Goschock said scammers in the US are using such services to take advantage of supply shortages. He cited the example of criminals getting PlayStation 5 consoles on BNPL and flipping them online at exorbitant prices to make a profit.
Since BNPL services let users spread their purchases over four equal installments, fraudsters are able to pay only 25% of the base price — about $125 for the PS5 — and avoid paying the rest, said Archos Labs CEO. he said.
Archos Labs says its main customers include financial institutions, tech giants and video game companies. The firm’s clients include Microsoft and PayPal, the latter of which offers its own BNPL product.
Experts say another reason BNPL systems are being targeted is their popularity – it is all too easy to go unnoticed in a sea of others applying for credits.
“If you want to survive in the payments business, you have to grow very quickly,” Rehak said.
According to Rehak, it’s not just individuals who are working to defraud these services. Criminals are also taking the help of others to cheat the system, offering their knowledge of committing fraud on a large scale.
BNPL fraud warnings are especially timely as Black Friday kicks off the important holiday shopping season next week.
“There’s a huge amount of fraud lurking out there because they always lower their security checks during those incidents because they don’t want it to affect sales,” Gotchock said.
Unlike credit card companies, the bulk of BNPL companies’ revenue comes from merchants. Companies like Klarna and Afterpay charge retailers a small fee on all transactions processed through their platforms.
The major selling point for merchants is that they often see an increase in their sales volume. This has given rise to concerns that BNPL schemes are encouraging consumers to live beyond their means.
Gotchock said retailers are generally happy to accept some level of fraud as a price to do business.
Klarna’s UK head Alex Marsh said the firm conducts “advanced and comprehensive investigations, internally and externally.”
“These comments, based on comments from other BNPL firms, bear no resemblance to Klarna’s business or fraud prevention capabilities,” Marsh said. “Our fraud rate is half that of credit card fraud and we have far more sophisticated technology in our checkout and products than banks and credit card issuers.
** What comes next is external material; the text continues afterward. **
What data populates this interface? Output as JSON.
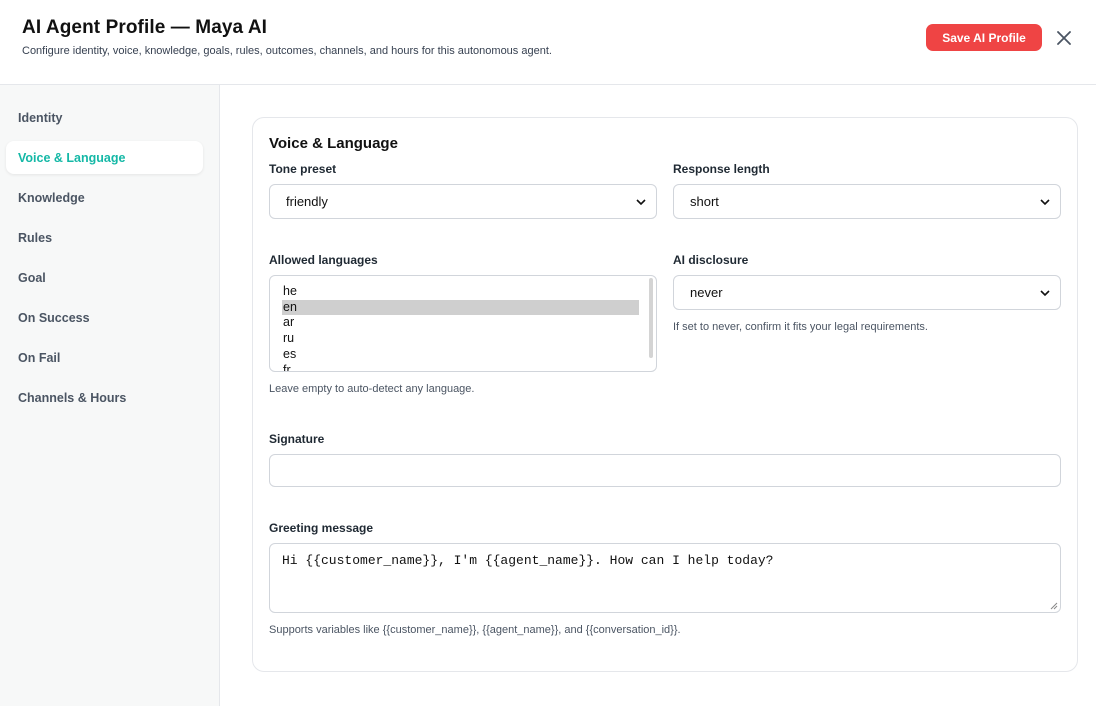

“We work more closely with merchants than the average bank or credit card issuer, which means we get a richer level of product data to provide stronger and more dynamic security than older payment methods like credit cards. Is.”
Afterpay said managing fraud was a “top priority” for the company and losses as a result of fraud accounted for less than 1% of its global sales in the last fiscal year.
“Our risk management system is based on market-leading proprietary machine learning algorithms that are continuously adjusted to counter any potential threats,” Rich Baer, UK Country Manager, Clearpay, Afterpay’s international division, told Businesshala .
“Our global risk team is very close to any potential attack or loss abnormality and responds rapidly to keep both our customers and merchants safe at all times.”
The BNPL sector has attracted interest from major corporations, with companies such as PayPal and Square jostling for a role in the space. PayPal began offering its own BNPL facility last year, while Square recently agreed to acquire Afterpay for $29 billion.
Also, the rapid growth of the industry is worrying the regulators. The UK government wants to bring BNPL products under regulatory oversight, and is currently running a consultation to determine how to proceed with its plans.
For their part, BNPL platforms such as Klarna and Afterpay say they would welcome regulation as long as it is “proportionate”.